Kara Franklyn was born in Southern California but grew up in Walnut Creek where I went to school there, fought and played with my brothers and sister there, had my first heart broken there and made lifelong friends that no matter where I live will always be there for me! I have lived in several cities in California. From Monterey to Tahoe, DisneyLand to the San Francisco Zoo, it just doesn't get much better! I am married to my best friend, Pete makes me laugh, think and care about what is happening in our world! I am blessed to have family and friends who care about me and laugh at my really dumb jokes!!
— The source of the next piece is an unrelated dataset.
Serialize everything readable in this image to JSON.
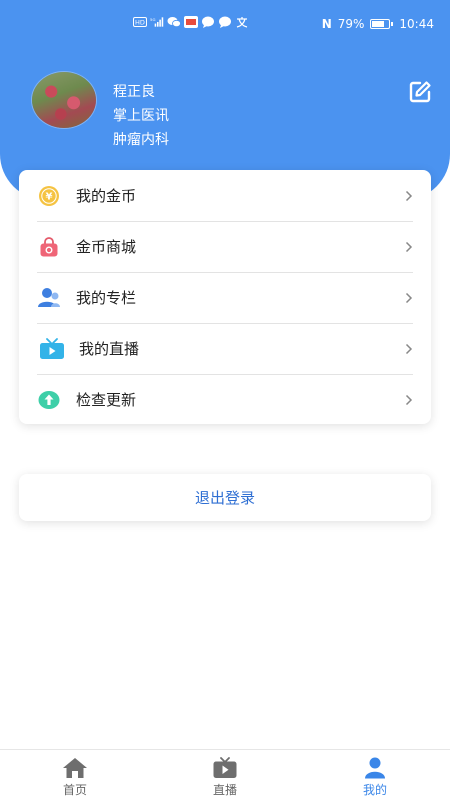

Once, a long time ago, but still feels like it was yesterday, I naively asked my Daddy, "what's the difference between Memorial Day and Labor Day?!!" Not really a good question to ask a retired navy man who served during WW2!! But thankfully, he swallowed his irritation and explained to me what exactly the day meant. I wish I could repeat to you word for word, and the passion behind those words his definition. I will never forget his voice as it wavered a bit when talking about planes that would leave the carrier but not come back, women waiting at the dock for their men to come home but being taken to the back of the carrier where they would unload the coffins. I never experienced a war. I was to young and to protected to know what Vietnam was, then the 80's, a few skirmishes and then 9-11. Suddenly so many men and women leaving our country to go far, far away, many coming back so different. Whether a lost limb, or the deadness in their eyes, all of a sudden I started to feel just how important Memorial Day was, I began to truly understand what my Daddy, my Father in law, my husband all felt. While it is only one day for us. For some, it is an every day memory. My father in law was in Vietnam when he was just 18, when we go back East to see Pete's family, we always find him at the VFW, many others with him, it's like the one place they can go to that they don't have to talk about it or they can talk about it all they want, and the ones that are there, understand, sipping their beers, occasionally saluting a fallen soldier, a fallen friend. 18 years old, when I was 18, it was about clothes and parties, college and cute guys, For them it was about survival. Then fast forward to 9-11 and my husband heading to the desert. Unlike his Dad, he doesn't even talk about the war, sometimes a brief mention, but every time the Star Spangled banner is played, his eyes "sweat" as he calls it. There are certain movies we don't watch and certain topics that aren't spoken about. Just like my Daddy and his Pops, the memories of the war they carry are mainly for the other soldiers. They want to protect us from the ugliness they saw. So this memorial Day, the least I can do is to thank all our fallen soldiers and the ones who came back with so many memories, that one day, sadly is not enough. So to all service men and women, thank you